§ TASK PROMPT: Count every line below in which "和谐花园" occurs, then give only the count.

§ MATERIAL TO PROCESS:

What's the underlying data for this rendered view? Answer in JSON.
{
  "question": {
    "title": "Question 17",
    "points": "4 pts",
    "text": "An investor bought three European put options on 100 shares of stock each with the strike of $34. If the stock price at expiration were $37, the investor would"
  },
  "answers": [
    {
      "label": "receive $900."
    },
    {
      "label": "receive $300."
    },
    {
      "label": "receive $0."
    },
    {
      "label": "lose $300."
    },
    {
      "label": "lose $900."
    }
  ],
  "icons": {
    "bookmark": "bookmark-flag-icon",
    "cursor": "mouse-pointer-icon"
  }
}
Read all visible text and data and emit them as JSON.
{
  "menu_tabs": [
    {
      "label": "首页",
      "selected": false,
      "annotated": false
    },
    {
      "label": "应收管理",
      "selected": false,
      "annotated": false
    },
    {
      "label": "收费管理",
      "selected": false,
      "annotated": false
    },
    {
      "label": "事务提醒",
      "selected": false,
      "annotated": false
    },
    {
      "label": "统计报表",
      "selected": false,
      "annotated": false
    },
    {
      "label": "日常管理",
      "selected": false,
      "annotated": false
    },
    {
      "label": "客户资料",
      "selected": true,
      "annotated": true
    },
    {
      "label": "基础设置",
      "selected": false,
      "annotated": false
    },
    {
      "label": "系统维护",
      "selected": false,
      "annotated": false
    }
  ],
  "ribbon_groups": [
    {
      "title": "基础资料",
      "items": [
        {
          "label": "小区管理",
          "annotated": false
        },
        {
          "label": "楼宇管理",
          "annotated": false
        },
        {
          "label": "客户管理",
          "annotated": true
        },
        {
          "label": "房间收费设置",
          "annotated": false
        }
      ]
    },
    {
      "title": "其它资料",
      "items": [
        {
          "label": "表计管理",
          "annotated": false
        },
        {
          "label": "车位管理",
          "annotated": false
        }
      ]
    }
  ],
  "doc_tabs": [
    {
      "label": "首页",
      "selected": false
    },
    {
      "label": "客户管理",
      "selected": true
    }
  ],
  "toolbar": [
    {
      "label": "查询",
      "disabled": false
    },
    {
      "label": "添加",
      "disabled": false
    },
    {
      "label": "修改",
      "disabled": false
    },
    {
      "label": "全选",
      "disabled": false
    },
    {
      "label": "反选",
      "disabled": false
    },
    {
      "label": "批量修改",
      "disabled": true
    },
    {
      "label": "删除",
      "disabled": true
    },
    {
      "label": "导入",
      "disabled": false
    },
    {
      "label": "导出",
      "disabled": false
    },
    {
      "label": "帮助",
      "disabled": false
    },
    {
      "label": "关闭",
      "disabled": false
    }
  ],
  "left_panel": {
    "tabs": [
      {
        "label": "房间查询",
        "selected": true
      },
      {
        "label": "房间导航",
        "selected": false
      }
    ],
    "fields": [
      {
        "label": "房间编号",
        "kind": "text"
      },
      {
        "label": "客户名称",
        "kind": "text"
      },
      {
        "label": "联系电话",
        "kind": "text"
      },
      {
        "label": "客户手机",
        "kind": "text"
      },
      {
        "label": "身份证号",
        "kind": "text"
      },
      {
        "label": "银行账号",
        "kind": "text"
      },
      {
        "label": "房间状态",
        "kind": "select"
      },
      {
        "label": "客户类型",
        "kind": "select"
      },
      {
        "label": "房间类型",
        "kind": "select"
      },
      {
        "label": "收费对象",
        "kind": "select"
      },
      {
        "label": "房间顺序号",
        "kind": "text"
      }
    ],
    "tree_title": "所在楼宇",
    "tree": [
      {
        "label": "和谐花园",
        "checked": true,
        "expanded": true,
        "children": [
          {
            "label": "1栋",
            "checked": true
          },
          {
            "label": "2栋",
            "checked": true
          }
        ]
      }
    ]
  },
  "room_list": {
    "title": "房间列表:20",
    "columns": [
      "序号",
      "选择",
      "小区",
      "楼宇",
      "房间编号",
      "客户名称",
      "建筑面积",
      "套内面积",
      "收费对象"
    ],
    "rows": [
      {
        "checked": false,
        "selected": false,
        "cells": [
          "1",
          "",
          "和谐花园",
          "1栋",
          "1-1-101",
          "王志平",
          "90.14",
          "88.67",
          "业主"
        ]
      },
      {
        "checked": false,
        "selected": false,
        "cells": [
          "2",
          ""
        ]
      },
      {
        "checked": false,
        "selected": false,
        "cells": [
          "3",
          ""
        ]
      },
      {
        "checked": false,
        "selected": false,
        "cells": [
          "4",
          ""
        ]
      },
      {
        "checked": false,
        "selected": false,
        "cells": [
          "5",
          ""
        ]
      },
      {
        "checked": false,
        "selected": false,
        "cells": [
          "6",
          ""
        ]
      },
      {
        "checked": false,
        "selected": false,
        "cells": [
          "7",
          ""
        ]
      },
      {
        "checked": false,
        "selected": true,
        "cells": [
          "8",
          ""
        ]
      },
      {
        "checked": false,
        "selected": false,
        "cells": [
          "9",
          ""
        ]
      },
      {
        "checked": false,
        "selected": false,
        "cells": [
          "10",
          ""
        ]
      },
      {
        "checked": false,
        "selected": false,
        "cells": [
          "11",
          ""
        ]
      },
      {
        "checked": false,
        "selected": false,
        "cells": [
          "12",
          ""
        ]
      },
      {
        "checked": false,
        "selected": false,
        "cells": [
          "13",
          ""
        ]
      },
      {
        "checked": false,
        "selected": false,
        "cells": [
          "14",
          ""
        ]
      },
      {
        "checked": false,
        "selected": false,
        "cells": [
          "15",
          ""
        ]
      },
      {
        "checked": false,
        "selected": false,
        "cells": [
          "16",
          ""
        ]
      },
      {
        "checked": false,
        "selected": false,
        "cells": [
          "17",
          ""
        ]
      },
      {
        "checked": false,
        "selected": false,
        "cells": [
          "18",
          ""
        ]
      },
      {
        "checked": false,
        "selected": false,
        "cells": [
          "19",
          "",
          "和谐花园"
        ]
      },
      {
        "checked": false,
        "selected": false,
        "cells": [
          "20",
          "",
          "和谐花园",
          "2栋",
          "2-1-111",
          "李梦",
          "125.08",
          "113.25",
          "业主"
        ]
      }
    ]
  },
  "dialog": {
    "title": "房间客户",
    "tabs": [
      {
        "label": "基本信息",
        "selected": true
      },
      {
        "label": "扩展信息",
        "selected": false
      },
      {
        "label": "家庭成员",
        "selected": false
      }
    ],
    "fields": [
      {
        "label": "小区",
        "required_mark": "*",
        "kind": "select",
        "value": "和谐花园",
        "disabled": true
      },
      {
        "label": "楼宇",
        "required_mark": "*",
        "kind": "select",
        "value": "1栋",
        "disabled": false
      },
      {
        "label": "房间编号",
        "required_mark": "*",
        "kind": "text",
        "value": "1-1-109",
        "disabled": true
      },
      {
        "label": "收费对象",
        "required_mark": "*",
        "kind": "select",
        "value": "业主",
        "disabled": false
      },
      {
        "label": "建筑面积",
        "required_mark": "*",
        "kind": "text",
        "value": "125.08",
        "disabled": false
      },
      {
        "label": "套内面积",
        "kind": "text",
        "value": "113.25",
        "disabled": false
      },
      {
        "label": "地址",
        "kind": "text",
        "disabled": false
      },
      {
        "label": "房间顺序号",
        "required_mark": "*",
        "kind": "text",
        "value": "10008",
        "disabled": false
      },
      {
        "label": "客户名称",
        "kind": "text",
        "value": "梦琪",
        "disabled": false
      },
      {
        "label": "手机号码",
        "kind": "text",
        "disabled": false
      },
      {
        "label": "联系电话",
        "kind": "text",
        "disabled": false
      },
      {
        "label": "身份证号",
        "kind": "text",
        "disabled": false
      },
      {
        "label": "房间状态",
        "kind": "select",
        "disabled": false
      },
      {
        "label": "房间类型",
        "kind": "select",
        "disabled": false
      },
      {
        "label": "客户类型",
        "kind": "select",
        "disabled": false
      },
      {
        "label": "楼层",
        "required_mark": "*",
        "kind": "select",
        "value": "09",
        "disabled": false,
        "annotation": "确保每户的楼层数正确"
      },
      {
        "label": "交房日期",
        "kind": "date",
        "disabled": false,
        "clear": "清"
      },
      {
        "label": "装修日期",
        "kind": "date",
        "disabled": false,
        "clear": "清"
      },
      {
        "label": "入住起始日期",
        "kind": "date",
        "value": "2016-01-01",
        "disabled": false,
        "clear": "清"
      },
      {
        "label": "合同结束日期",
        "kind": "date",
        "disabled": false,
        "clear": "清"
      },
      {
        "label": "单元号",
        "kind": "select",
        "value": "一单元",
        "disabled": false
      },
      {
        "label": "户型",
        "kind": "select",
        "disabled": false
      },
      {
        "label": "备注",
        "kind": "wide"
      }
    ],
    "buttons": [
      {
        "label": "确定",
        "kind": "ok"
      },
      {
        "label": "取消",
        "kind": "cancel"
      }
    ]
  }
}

§ TASK SOLUTION: 5